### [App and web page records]
/---

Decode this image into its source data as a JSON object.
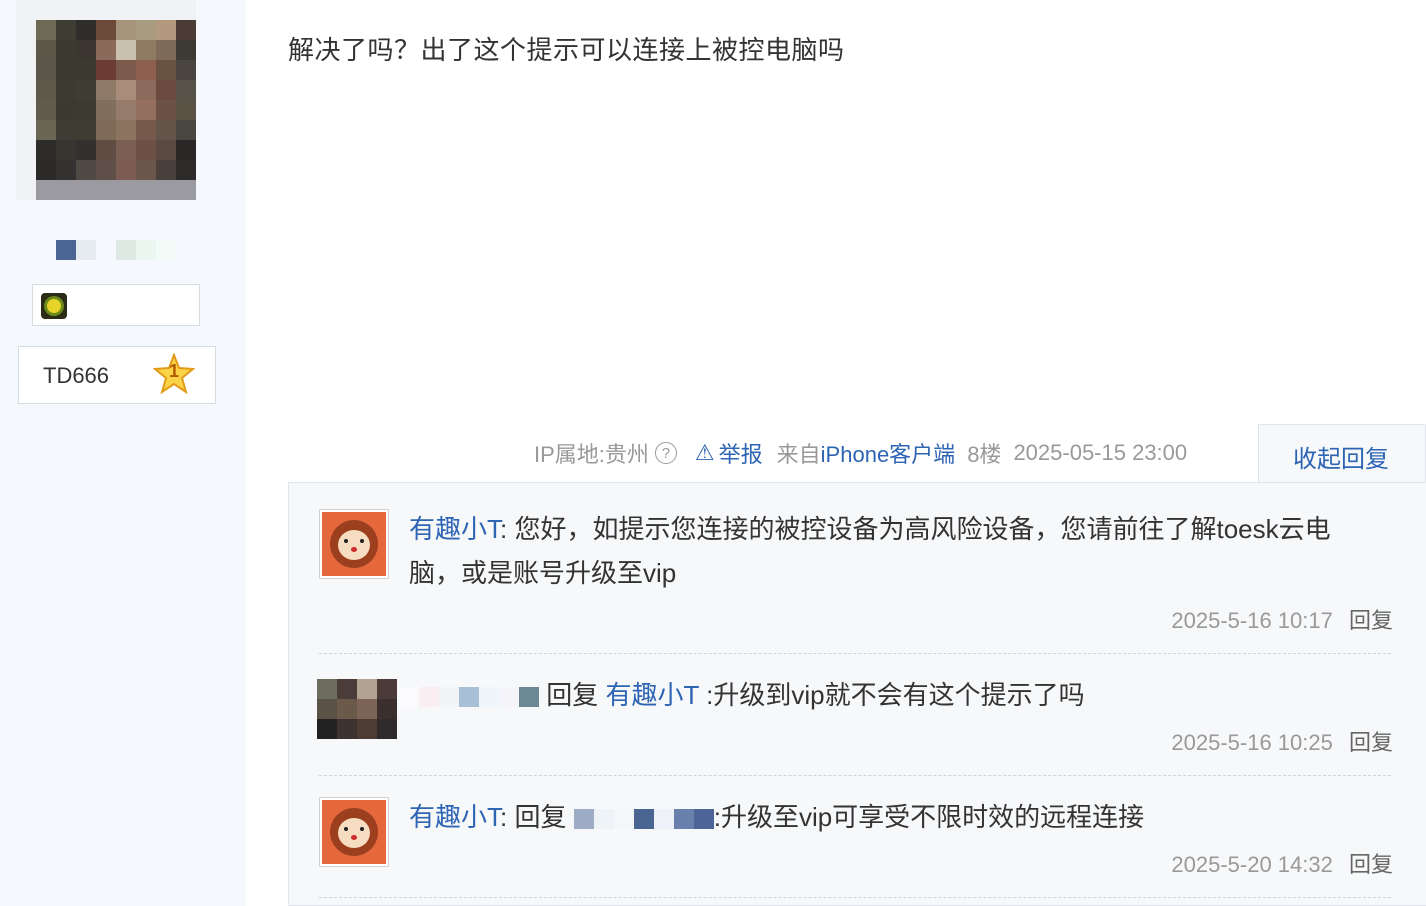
{
  "author": {
    "level_name": "TD666",
    "level_number": "1",
    "avatar_icon": "pixelated-avatar",
    "badge_icon": "member-badge-icon"
  },
  "post": {
    "content": "解决了吗？出了这个提示可以连接上被控电脑吗",
    "ip_location": "IP属地:贵州",
    "report_label": "举报",
    "source_prefix": "来自",
    "source_client": "iPhone客户端",
    "floor": "8楼",
    "timestamp": "2025-05-15 23:00",
    "collapse_label": "收起回复"
  },
  "replies": [
    {
      "user": "有趣小T",
      "separator": ": ",
      "text_line1": "您好，如提示您连接的被控设备为高风险设备，您请前往了解toesk云电",
      "text_line2": "脑，或是账号升级至vip",
      "timestamp": "2025-5-16 10:17",
      "reply_label": "回复"
    },
    {
      "reply_word": "回复",
      "target_user": "有趣小T",
      "text": ":升级到vip就不会有这个提示了吗",
      "timestamp": "2025-5-16 10:25",
      "reply_label": "回复"
    },
    {
      "user": "有趣小T",
      "separator": ": ",
      "reply_word": "回复",
      "text": ":升级至vip可享受不限时效的远程连接",
      "timestamp": "2025-5-20 14:32",
      "reply_label": "回复"
    }
  ],
  "colors": {
    "link_blue": "#2d64b3",
    "meta_gray": "#999999",
    "panel_bg": "#f7f8fa"
  }
}
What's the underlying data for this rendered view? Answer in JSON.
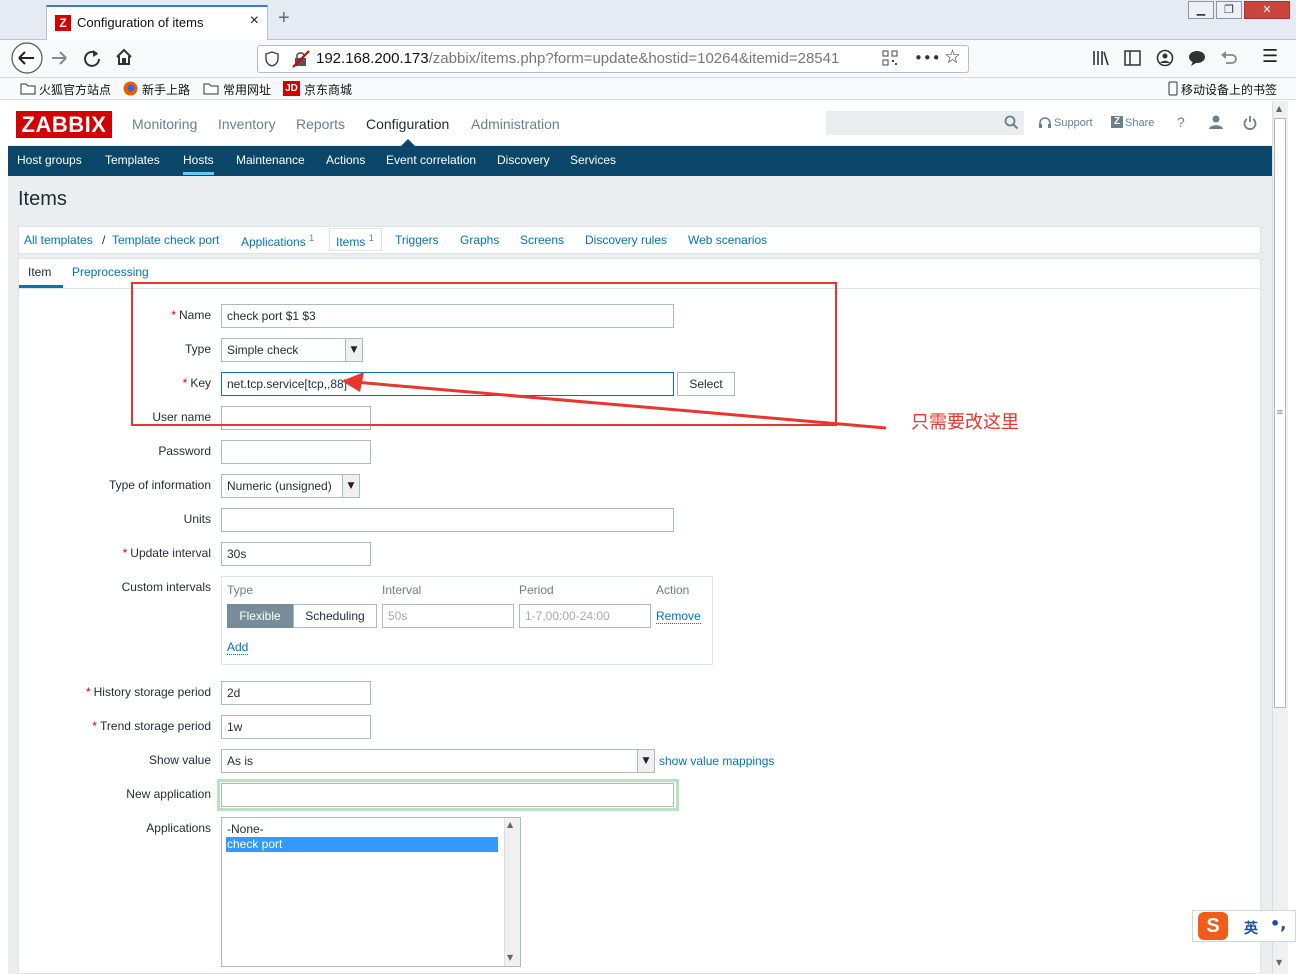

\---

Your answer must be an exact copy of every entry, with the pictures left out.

### [Solution for this task]
Decode this image into its source data as a JSON object.
{
  "author": {
    "level_name": "TD666",
    "level_number": "1",
    "avatar_icon": "pixelated-avatar",
    "badge_icon": "member-badge-icon"
  },
  "post": {
    "content": "解决了吗？出了这个提示可以连接上被控电脑吗",
    "ip_location": "IP属地:贵州",
    "report_label": "举报",
    "source_prefix": "来自",
    "source_client": "iPhone客户端",
    "floor": "8楼",
    "timestamp": "2025-05-15 23:00",
    "collapse_label": "收起回复"
  },
  "replies": [
    {
      "user": "有趣小T",
      "separator": ": ",
      "text_line1": "您好，如提示您连接的被控设备为高风险设备，您请前往了解toesk云电",
      "text_line2": "脑，或是账号升级至vip",
      "timestamp": "2025-5-16 10:17",
      "reply_label": "回复"
    },
    {
      "reply_word": "回复",
      "target_user": "有趣小T",
      "text": ":升级到vip就不会有这个提示了吗",
      "timestamp": "2025-5-16 10:25",
      "reply_label": "回复"
    },
    {
      "user": "有趣小T",
      "separator": ": ",
      "reply_word": "回复",
      "text": ":升级至vip可享受不限时效的远程连接",
      "timestamp": "2025-5-20 14:32",
      "reply_label": "回复"
    }
  ],
  "colors": {
    "link_blue": "#2d64b3",
    "meta_gray": "#999999",
    "panel_bg": "#f7f8fa"
  }
}
What's the underlying data for this rendered view? Answer in JSON.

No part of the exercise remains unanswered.